§ **Problem to work on**
Starting at the line that contains "Decode this image", write out every line through the end of the records exactly as it stands, and leave out all pictures.

§ **Input**
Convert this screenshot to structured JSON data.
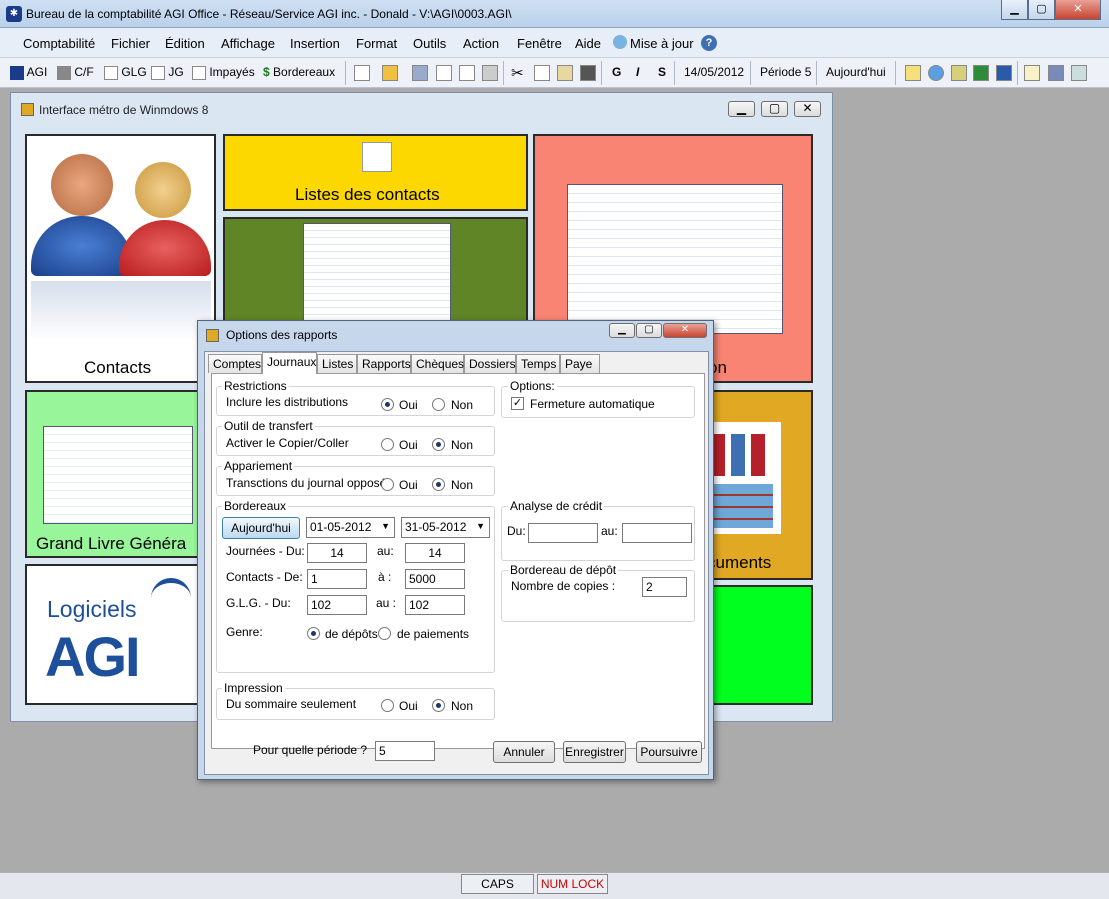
{
  "app": {
    "title": "Bureau de la comptabilité AGI Office - Réseau/Service AGI inc. - Donald - V:\\AGI\\0003.AGI\\"
  },
  "menu": [
    "Comptabilité",
    "Fichier",
    "Édition",
    "Affichage",
    "Insertion",
    "Format",
    "Outils",
    "Action",
    "Fenêtre",
    "Aide",
    "Mise à jour"
  ],
  "toolbar": {
    "agi": "AGI",
    "cf": "C/F",
    "glg": "GLG",
    "jg": "JG",
    "impayes": "Impayés",
    "bordereaux": "Bordereaux",
    "bold": "G",
    "italic": "I",
    "underline": "S",
    "date": "14/05/2012",
    "periode": "Période 5",
    "today": "Aujourd'hui"
  },
  "metro": {
    "title": "Interface métro de Winmdows 8",
    "tiles": {
      "contacts": "Contacts",
      "listes": "Listes des contacts",
      "tile_right_label": "on",
      "gl": "Grand Livre Généra",
      "docs": "cuments"
    },
    "logo_line1": "Logiciels",
    "logo_line2": "AGI"
  },
  "dialog": {
    "title": "Options des rapports",
    "tabs": [
      "Comptes",
      "Journaux",
      "Listes",
      "Rapports",
      "Chèques",
      "Dossiers",
      "Temps",
      "Paye"
    ],
    "restrictions": {
      "legend": "Restrictions",
      "label": "Inclure les distributions",
      "yes": "Oui",
      "no": "Non"
    },
    "options": {
      "legend": "Options:",
      "fermeture": "Fermeture automatique"
    },
    "transfert": {
      "legend": "Outil de transfert",
      "label": "Activer le Copier/Coller",
      "yes": "Oui",
      "no": "Non"
    },
    "appariement": {
      "legend": "Appariement",
      "label": "Transctions du journal opposé",
      "yes": "Oui",
      "no": "Non"
    },
    "bordereaux": {
      "legend": "Bordereaux",
      "today_btn": "Aujourd'hui",
      "date_from": "01-05-2012",
      "date_to": "31-05-2012",
      "journees_label": "Journées - Du:",
      "journees_from": "14",
      "au1": "au:",
      "journees_to": "14",
      "contacts_label": "Contacts - De:",
      "contacts_from": "1",
      "a": "à :",
      "contacts_to": "5000",
      "glg_label": "G.L.G. - Du:",
      "glg_from": "102",
      "au2": "au :",
      "glg_to": "102",
      "genre_label": "Genre:",
      "genre_depots": "de dépôts",
      "genre_paiements": "de paiements"
    },
    "credit": {
      "legend": "Analyse de crédit",
      "du": "Du:",
      "au": "au:",
      "du_value": "",
      "au_value": ""
    },
    "depot": {
      "legend": "Bordereau de dépôt",
      "label": "Nombre de copies :",
      "value": "2"
    },
    "impression": {
      "legend": "Impression",
      "label": "Du sommaire seulement",
      "yes": "Oui",
      "no": "Non"
    },
    "periode_label": "Pour quelle période ?",
    "periode_value": "5",
    "buttons": {
      "cancel": "Annuler",
      "save": "Enregistrer",
      "continue": "Poursuivre"
    }
  },
  "status": {
    "caps": "CAPS",
    "numlock": "NUM LOCK"
  },
  "colors": {
    "tile_yellow": "#fcd700",
    "tile_olive": "#5f8526",
    "tile_salmon": "#f98473",
    "tile_green_light": "#99f59a",
    "tile_gold": "#e0a823",
    "tile_green": "#00ff1f",
    "numlock_red": "#d00000"
  }
}
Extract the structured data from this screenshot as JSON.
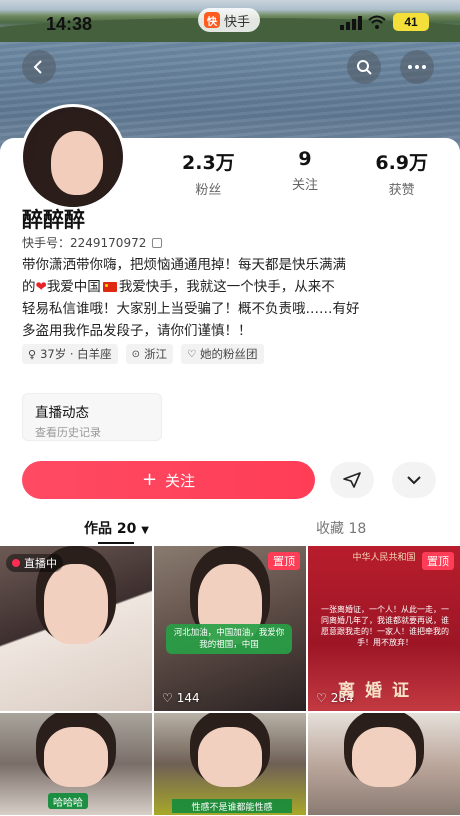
{
  "status_bar": {
    "time": "14:38",
    "app_name": "快手",
    "battery": "41"
  },
  "profile": {
    "nickname": "醉醉醉",
    "uid_label": "快手号：2249170972",
    "bio_line1": "带你潇洒带你嗨，把烦恼通通甩掉！每天都是快乐满满",
    "bio_line2a": "的",
    "bio_line2b": "我爱中国",
    "bio_line2c": "我爱快手，我就这一个快手，从来不",
    "bio_line3": "轻易私信谁哦！大家别上当受骗了！概不负责哦……有好",
    "bio_line4": "多盗用我作品发段子，请你们谨慎！！",
    "tags": [
      "37岁 · 白羊座",
      "浙江",
      "她的粉丝团"
    ]
  },
  "stats": [
    {
      "num": "2.3万",
      "label": "粉丝"
    },
    {
      "num": "9",
      "label": "关注"
    },
    {
      "num": "6.9万",
      "label": "获赞"
    }
  ],
  "live_box": {
    "title": "直播动态",
    "subtitle": "查看历史记录"
  },
  "actions": {
    "follow": "关注"
  },
  "tabs": {
    "works": "作品 20",
    "collect": "收藏 18"
  },
  "grid": {
    "live_tag": "直播中",
    "pin": "置顶",
    "likes_b": "144",
    "likes_c": "284",
    "caption_b": "河北加油，中国加油，我爱你我的祖国，中国",
    "cert_top": "中华人民共和国",
    "cert_para": "一张离婚证，一个人！从此一走，一同离婚几年了，我谁都就要再说，谁愿意跟我走的！一家人！谁把牵我的手！用不放弃！",
    "cert_big": "离婚证",
    "caption_d": "哈哈哈",
    "caption_e": "性感不是谁都能性感"
  },
  "colors": {
    "follow": "#ff4a63",
    "pin": "#ff3d56",
    "battery": "#f4df3a"
  }
}
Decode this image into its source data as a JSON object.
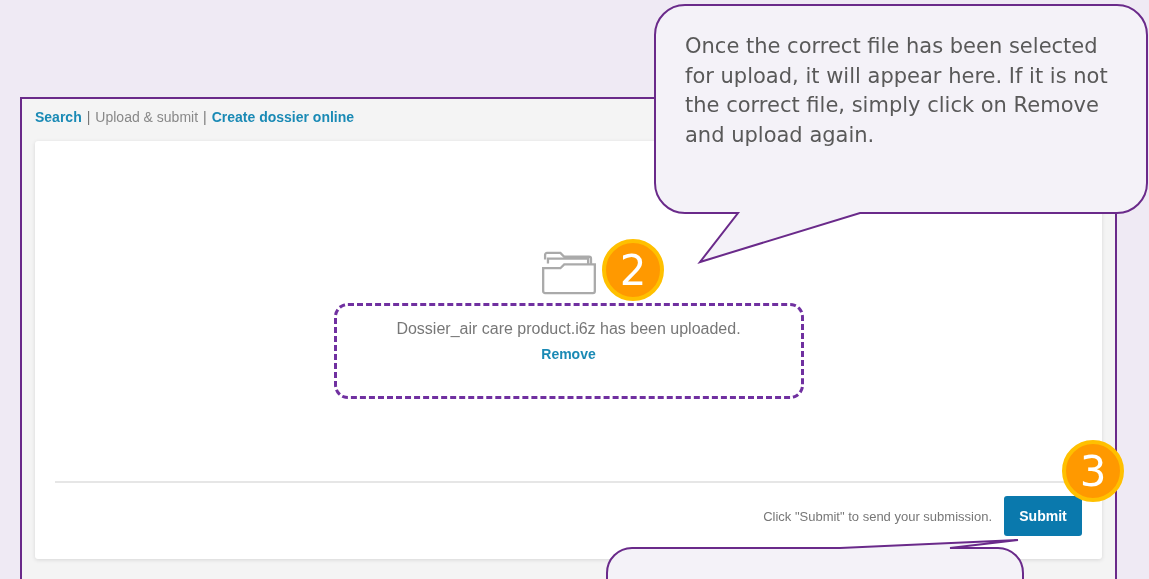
{
  "breadcrumb": {
    "items": [
      {
        "label": "Search",
        "selected": false
      },
      {
        "label": "Upload & submit",
        "selected": true
      },
      {
        "label": "Create dossier online",
        "selected": false
      }
    ],
    "separators": [
      "|",
      "|"
    ]
  },
  "upload": {
    "message": "Dossier_air care product.i6z has been uploaded.",
    "remove_link": "Remove"
  },
  "footer": {
    "hint": "Click \"Submit\" to send your submission.",
    "button": "Submit"
  },
  "badges": [
    {
      "number": "2"
    },
    {
      "number": "3"
    }
  ],
  "callout": {
    "text": "Once the correct file has been selected for upload, it will appear here. If it is not the correct file, simply click on Remove and upload again."
  }
}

§ **Result of the task**
Decode this image into its source data as a JSON object.
{
  "breadcrumb": {
    "items": [
      {
        "label": "Search",
        "selected": false
      },
      {
        "label": "Upload & submit",
        "selected": true
      },
      {
        "label": "Create dossier online",
        "selected": false
      }
    ],
    "separators": [
      "|",
      "|"
    ]
  },
  "upload": {
    "message": "Dossier_air care product.i6z has been uploaded.",
    "remove_link": "Remove"
  },
  "footer": {
    "hint": "Click \"Submit\" to send your submission.",
    "button": "Submit"
  },
  "badges": [
    {
      "number": "2"
    },
    {
      "number": "3"
    }
  ],
  "callout": {
    "text": "Once the correct file has been selected for upload, it will appear here. If it is not the correct file, simply click on Remove and upload again."
  }
}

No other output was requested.